In every circle I encountered, from Chabad to Modern Orthodoxy, there was a love for the Hebrew and Yiddish languages, for traditional Jewish music and for strong communities. I admire the pride they feel in performing mitzvahs. They help remind me that Judaism is not an archaic religion, but a living, breathing philosophy for a life filled with enthusiasm and meaning. 

Aleeza Ben Shalom of “Jewish Matchmaking” acutely observes that there are 15 million Jews in the world and therefore, 15 million ways of being Jewish. If that is true, how could any individual, let alone entire sect of Judaism, be the same across the board?

Now, when someone asks me what kind of Jew I am, I hesitate to label myself. I don’t keep kosher or strictly observe Shabbat. I still strongly disagree with any tradition that upholds rigid, binary gender roles, is not fully egalitarian, and does not lovingly affirm queer people as their authentic selves. Yet, the best and most spiritual synagogue experiences I have had have been with Marlee at that Modern Orthodox shul. I have never felt such sincere welcome from strangers as I have at Chabad Shabbat dinners. My immersion in the different facets of the local Jewish community has led me to host my own Shabbat meals and re-examine my relationship to religion as a whole. I have discovered an eagerness for sharing Jewish traditions with younger generations. 

The older I get, the more I realize that it is dangerous to identify completely and unquestioningly with any ideology — just as it is dangerous to completely write off a particular sect or community.
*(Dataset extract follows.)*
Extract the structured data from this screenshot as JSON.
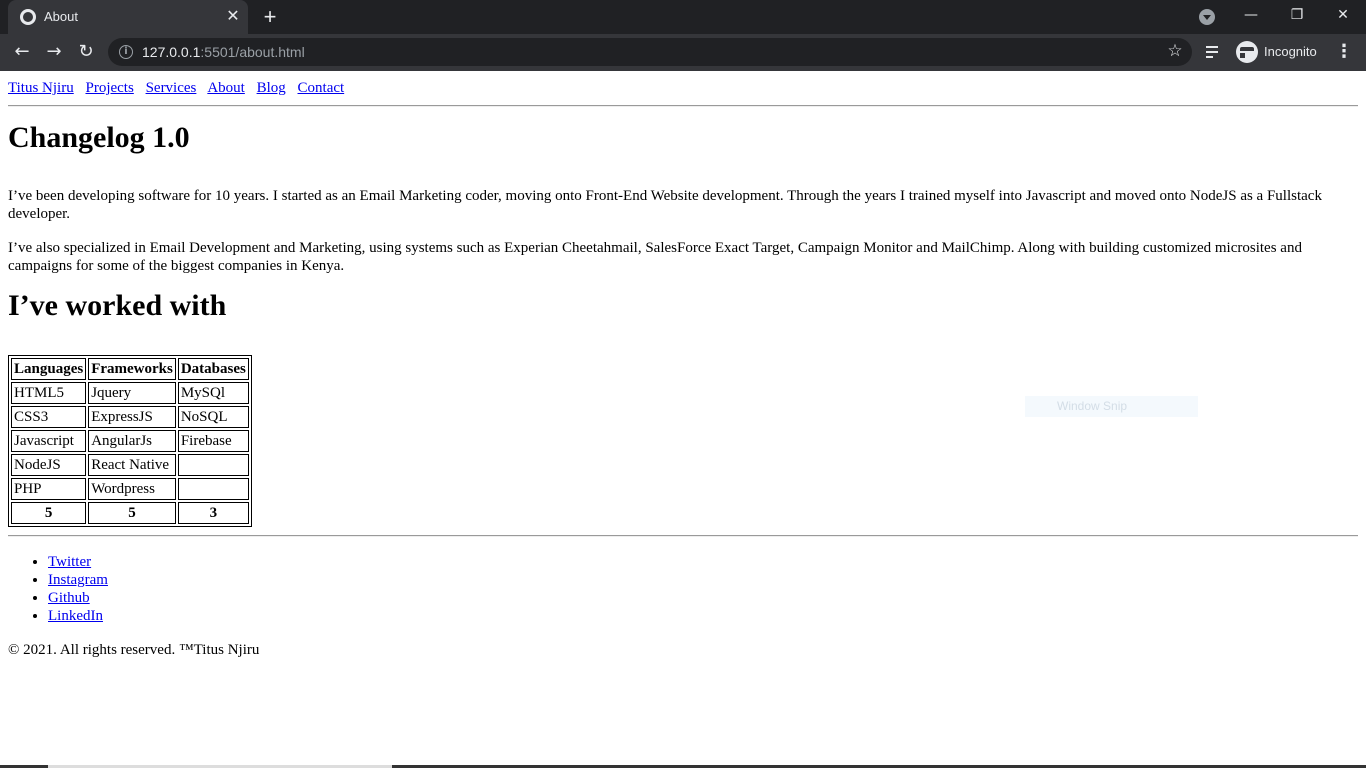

It is up to the individual to decide what they believe and what traditions they choose to practice. I believe that a Jew is a Jew is a Jew, and that there is a place in Judaism for all of us if we want it. Sometimes it takes a while for us to find that place and sometimes we have to make it ourselves. 

As a resident of a Moishe House and a community organizer, my friend Marlee has devoted her time to carving out that space for herself and her loved ones. She is the kind of person that effortlessly makes friends, that can connect with almost anybody. She embraces Judaism with all of its contradictions. I am forever grateful to her for passing me the tools.

Read More